**EXERCISE DETAILS**
Copy out each line of the entries below in which the string "JSON" appears.

**RECORD EXTRACTS**
· · · · · · ·
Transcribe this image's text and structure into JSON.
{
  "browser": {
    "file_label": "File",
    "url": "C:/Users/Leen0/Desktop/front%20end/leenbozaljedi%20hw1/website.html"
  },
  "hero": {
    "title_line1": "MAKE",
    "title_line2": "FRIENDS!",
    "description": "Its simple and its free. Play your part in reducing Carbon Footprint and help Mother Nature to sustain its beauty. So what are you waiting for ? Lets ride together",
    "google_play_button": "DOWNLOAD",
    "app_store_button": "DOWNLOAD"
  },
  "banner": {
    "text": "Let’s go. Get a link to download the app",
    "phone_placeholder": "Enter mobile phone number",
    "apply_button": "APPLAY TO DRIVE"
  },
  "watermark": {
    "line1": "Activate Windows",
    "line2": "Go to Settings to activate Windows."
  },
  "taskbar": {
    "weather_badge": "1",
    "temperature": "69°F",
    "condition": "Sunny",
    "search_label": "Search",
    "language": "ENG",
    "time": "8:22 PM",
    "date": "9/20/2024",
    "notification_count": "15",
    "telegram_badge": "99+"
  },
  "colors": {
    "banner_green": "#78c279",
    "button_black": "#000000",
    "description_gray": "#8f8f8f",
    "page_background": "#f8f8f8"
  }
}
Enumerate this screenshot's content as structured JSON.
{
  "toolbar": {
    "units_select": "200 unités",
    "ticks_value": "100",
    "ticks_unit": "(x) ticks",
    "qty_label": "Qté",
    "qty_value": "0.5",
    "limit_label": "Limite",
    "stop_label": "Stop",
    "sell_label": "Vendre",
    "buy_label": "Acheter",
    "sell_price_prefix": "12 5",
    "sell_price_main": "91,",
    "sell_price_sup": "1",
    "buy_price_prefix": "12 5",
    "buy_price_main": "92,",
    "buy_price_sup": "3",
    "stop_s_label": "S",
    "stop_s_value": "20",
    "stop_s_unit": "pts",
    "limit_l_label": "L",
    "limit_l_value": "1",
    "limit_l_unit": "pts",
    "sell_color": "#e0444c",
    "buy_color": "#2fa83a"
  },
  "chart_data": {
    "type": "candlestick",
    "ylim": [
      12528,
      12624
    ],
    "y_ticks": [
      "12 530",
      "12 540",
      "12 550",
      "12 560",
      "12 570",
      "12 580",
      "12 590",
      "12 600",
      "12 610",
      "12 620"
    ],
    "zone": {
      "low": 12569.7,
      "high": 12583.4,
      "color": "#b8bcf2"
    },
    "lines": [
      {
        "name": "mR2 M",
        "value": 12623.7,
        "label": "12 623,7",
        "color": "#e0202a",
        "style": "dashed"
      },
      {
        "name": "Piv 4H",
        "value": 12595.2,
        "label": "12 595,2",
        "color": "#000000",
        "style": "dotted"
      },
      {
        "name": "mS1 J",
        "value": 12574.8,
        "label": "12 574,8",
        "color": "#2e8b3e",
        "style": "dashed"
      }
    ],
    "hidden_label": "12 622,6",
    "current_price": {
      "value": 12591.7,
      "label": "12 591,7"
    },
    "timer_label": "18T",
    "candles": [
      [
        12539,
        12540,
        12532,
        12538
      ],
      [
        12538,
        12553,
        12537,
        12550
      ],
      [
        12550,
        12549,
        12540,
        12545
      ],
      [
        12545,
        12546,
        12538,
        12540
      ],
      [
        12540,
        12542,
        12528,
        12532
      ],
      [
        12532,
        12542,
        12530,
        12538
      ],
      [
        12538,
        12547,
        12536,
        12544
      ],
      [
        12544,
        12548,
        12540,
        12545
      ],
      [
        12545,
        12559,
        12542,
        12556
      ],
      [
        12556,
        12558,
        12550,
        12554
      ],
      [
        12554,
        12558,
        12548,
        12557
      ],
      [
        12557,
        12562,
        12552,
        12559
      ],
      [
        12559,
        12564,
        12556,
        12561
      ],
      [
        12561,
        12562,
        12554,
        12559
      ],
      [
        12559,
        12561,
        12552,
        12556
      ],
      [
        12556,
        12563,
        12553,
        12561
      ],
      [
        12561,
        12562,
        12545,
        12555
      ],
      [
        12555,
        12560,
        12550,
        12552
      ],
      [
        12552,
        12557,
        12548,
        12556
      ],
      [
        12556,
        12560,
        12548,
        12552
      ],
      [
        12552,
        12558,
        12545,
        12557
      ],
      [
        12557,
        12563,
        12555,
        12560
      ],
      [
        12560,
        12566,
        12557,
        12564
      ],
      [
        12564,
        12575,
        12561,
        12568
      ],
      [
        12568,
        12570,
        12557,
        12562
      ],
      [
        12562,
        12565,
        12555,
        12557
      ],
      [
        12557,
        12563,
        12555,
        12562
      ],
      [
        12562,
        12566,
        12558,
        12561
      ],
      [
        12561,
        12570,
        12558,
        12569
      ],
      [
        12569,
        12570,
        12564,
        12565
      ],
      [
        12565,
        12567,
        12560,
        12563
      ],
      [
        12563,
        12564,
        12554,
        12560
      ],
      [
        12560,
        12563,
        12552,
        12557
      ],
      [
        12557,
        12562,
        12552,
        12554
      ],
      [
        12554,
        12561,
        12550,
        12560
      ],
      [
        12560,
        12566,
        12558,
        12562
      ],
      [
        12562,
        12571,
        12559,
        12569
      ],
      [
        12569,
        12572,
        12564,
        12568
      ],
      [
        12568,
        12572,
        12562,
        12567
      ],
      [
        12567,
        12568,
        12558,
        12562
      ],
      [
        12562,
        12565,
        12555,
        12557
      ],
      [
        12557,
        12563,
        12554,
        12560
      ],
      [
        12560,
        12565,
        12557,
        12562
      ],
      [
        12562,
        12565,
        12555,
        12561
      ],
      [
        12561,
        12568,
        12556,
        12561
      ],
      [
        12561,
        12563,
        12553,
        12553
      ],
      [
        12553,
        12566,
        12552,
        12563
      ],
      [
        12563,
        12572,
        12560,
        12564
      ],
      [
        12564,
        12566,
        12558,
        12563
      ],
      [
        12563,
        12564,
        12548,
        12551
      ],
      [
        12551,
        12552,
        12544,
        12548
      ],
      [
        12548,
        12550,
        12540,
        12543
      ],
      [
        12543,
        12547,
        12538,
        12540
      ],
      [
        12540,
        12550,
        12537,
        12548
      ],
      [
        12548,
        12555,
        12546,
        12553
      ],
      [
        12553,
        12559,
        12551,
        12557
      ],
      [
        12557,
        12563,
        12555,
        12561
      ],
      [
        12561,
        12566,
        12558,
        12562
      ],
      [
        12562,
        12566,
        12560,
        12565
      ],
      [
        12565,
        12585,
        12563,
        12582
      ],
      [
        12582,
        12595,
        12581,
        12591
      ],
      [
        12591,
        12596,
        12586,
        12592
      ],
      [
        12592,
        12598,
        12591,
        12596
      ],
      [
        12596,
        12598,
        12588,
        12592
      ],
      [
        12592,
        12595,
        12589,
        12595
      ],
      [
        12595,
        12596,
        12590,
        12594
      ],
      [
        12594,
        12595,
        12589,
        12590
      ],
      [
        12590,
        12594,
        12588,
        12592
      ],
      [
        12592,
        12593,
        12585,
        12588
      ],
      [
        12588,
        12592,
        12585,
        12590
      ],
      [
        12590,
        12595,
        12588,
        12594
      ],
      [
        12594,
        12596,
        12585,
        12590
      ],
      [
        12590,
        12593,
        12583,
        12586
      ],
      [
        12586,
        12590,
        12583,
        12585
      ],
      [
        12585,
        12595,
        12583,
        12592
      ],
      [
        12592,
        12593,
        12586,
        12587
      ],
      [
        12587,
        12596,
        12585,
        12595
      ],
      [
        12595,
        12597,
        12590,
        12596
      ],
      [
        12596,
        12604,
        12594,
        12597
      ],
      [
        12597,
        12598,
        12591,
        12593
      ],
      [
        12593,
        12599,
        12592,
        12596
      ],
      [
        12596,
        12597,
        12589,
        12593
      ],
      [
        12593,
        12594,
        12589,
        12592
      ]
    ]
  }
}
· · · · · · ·
**RESULT OF THIS EXERCISE**
Transcribe this image's text and structure into JSON.
Enumerate this screenshot's content as structured JSON.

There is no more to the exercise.